A Brief History of Beer

You know you love beer. Obviously, that’s why you’re here. But how much do you know about what you’re drinking?

Beer is one of the world’s oldest drinks, with the first beers being made as early as 9500 BC, although what we brew and drink today is very different. Early beers were made with water and grains (barley, wheat, rye, etc.), which were subject to spontaneous fermentation due to the wild yeasts in the air reacting with newly-domesticated cereal grains. Records show that beer was popular in Mesopotamia, Ancient Egypt, Ancient Greece, and Ancient Rome- although the Romans preferred wine.
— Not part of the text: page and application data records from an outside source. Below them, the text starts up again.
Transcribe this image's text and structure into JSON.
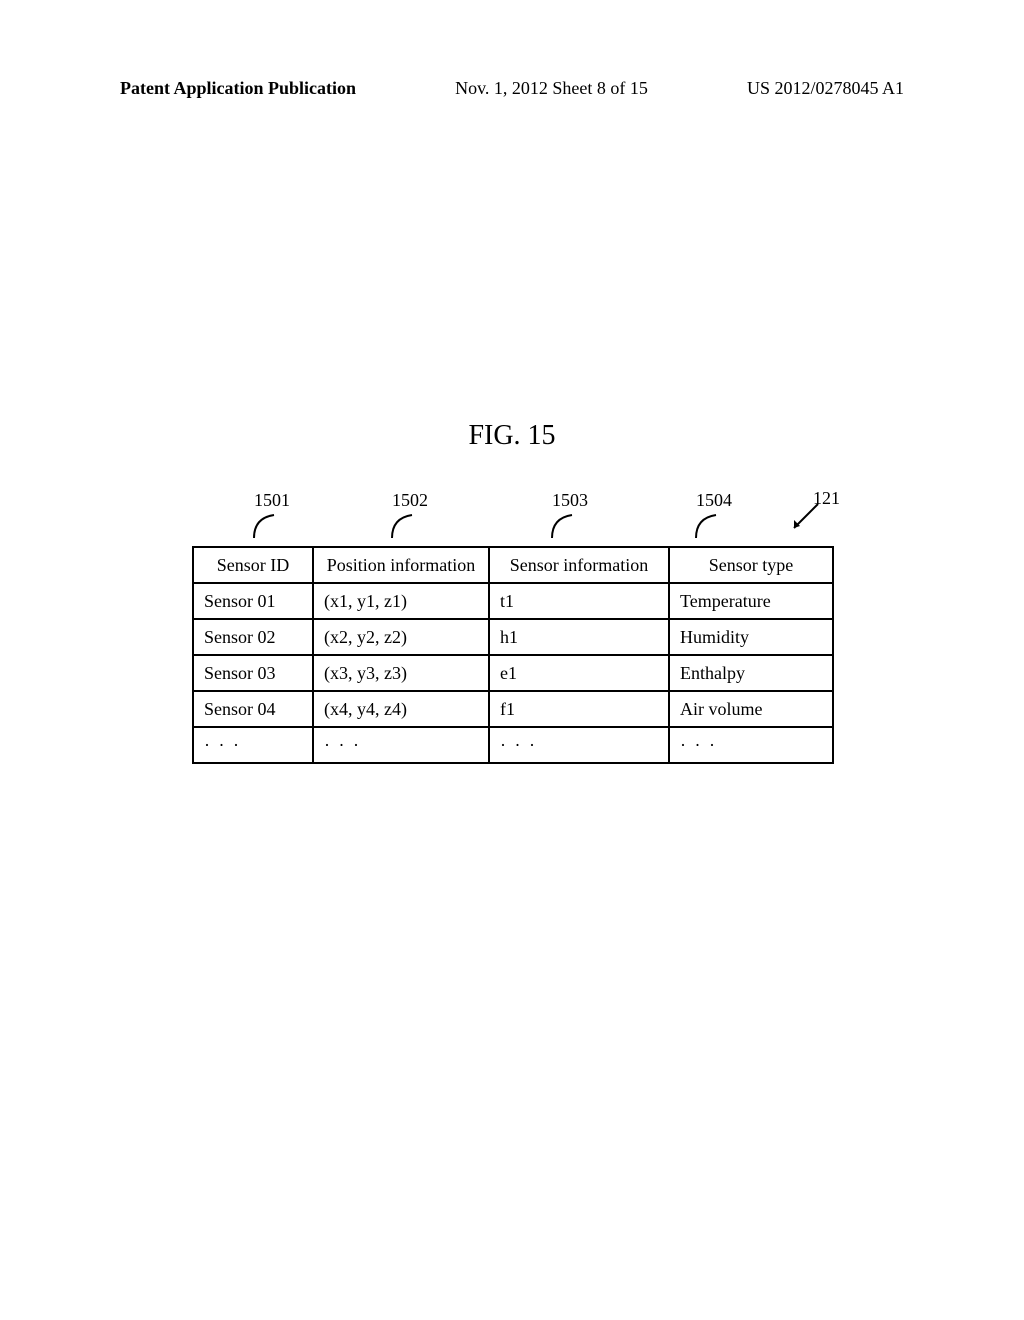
{
  "header": {
    "left": "Patent Application Publication",
    "center": "Nov. 1, 2012  Sheet 8 of 15",
    "right": "US 2012/0278045 A1"
  },
  "figure": {
    "title": "FIG. 15",
    "table_ref": "121",
    "column_refs": [
      "1501",
      "1502",
      "1503",
      "1504"
    ],
    "headers": [
      "Sensor ID",
      "Position information",
      "Sensor information",
      "Sensor type"
    ],
    "rows": [
      {
        "id": "Sensor 01",
        "position": "(x1, y1, z1)",
        "info": "t1",
        "type": "Temperature"
      },
      {
        "id": "Sensor 02",
        "position": "(x2, y2, z2)",
        "info": "h1",
        "type": "Humidity"
      },
      {
        "id": "Sensor 03",
        "position": "(x3, y3, z3)",
        "info": "e1",
        "type": "Enthalpy"
      },
      {
        "id": "Sensor 04",
        "position": "(x4, y4, z4)",
        "info": "f1",
        "type": "Air volume"
      }
    ],
    "ellipsis": "· · ·"
  }
}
Originally, gruit (a mixture of various herbs) was used to flavor beers. In the 9th century, hops were used for the first time in brewing. It took a while to become popular because of the difficulty in getting the proportions right. During the Middle Ages, beer went from being brewed at home to being brewed by medium-size business operations of 8-10 people.

In 1516, the Duke of Bavaria, William IV, adopted the German Beer Purity Law called Reinheitsgebot, which limits the ingredients in beer to water, barley, and hops. Yeast was added to the list after Louis Pasteur discovered it in 1857.

The Industrial Revolution was a big game-changer for beer. The invention of the steam engine led to the industrialization of the brewing process. The addition of the thermometer and hydrometer allowed brewers to increase efficiency, and began to shape the brewing industry into the one we know today.